Pros: A fantastic resource for kids interested in creating apps; Free to use; Designed by Apple experts
Cons: Self-taught material; Unsuitable for younger students
Best for ages: Middle and high schoolers
Get started: Learn the basics of Xcode and UI editors today with Apple’s iOS App Development course.
5. MIT Summer Programs
MIT hosts a couple of summer programs terrific for students interested in math, science, and engineering. It’s also fantastic for students who want to meet other kids interested in the same topics. MITES Summer is a six-week program where high school juniors can take up to five rigorous courses at MIT and gain experiences beneficial for college preparation. Students can also network with MITES alumni from MIT, Harvard, Princeton, Brown, and Stanford! MIT also has a Women’s Technology Program (WTP) that provides a four-week rigorous academic experience over the summer. Twenty high school students will learn about mechanical engineering through classes taught by MIT graduate and undergraduate students. These two programs will effectively introduce computer science-related material to your child and ensure they leave with the skills needed to strive in STEM.
Pros: Network with MIT students; Hands-on classes, labs, and team projects; Intense academic experience; Free to attend
Cons: Housing not provided; Some evening and weekend activities; Challenging to have other summer commitments
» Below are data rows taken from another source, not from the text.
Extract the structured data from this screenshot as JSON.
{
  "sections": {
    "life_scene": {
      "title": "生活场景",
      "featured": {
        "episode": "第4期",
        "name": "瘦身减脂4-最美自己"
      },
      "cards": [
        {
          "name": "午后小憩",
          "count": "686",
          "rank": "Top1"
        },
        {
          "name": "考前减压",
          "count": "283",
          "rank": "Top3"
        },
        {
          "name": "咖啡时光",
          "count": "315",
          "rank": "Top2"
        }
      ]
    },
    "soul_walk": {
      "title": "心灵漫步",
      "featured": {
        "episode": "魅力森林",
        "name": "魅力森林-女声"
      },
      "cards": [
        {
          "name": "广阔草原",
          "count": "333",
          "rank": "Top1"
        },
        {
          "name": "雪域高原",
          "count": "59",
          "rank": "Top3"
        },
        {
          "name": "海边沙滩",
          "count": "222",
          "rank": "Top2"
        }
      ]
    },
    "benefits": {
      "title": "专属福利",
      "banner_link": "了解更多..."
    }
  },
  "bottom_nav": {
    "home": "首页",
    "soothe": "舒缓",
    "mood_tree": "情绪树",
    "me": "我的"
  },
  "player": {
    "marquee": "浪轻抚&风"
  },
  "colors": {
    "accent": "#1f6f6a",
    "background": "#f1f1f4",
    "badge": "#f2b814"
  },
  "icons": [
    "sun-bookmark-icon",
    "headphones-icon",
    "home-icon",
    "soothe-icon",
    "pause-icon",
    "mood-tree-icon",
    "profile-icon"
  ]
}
Best for ages: High school juniors
Get started: Check WTP’s FAQ page for more information about this impressive summer program. For more information on how to apply to MITES, check out their selection criteria and requirements.
6. National Geographic Engineering & Robotics
Did you know that science and high-tech tools are vital to the expeditions of National Geographic Explorers? Science and technology work together, which is why National Geographic offers a summer program where students can learn about artificial intelligence, robotics, and many intersections of tech and exploration. The camp ends with students creating a capstone project using science to address an important issue within their community. The summer program lasts for ten days and occurs twice in July. Students will stay on campus and meet with researchers at MIT!
Pros: Hands-on workshops; Work inside state-of-the-art research labs; Friendly hack-a-thon competitions
Cons: The itinerary may be super packed; Airfare is not part of the tuition
Best for ages: 13 & up
Get started: Start your child’s application process today.
Don't Miss Summer Coding Programs
There are many online summer coding programs for your child to enjoy this year, and we covered some of the best. Coding is a phenomenal skill for any child to learn. As Bill Gates once said, “learning to write programs stretches your mind, and helps you think better, creates a way of thinking about things,” which could be helpful in all domains. Let your child develop these essential skills by exposing them to the world of computer science this summer.
If you’re looking to get your child started before the summer, check out our programming for kids curriculum.
Written by Hunter Wilkinson, a fervent reader and learner. She got into education to share her passion for storytelling and STEAM instruction. In her free time, Hunter loves to write songs/poems, run, play video games, and hang out with her two fluffy cats.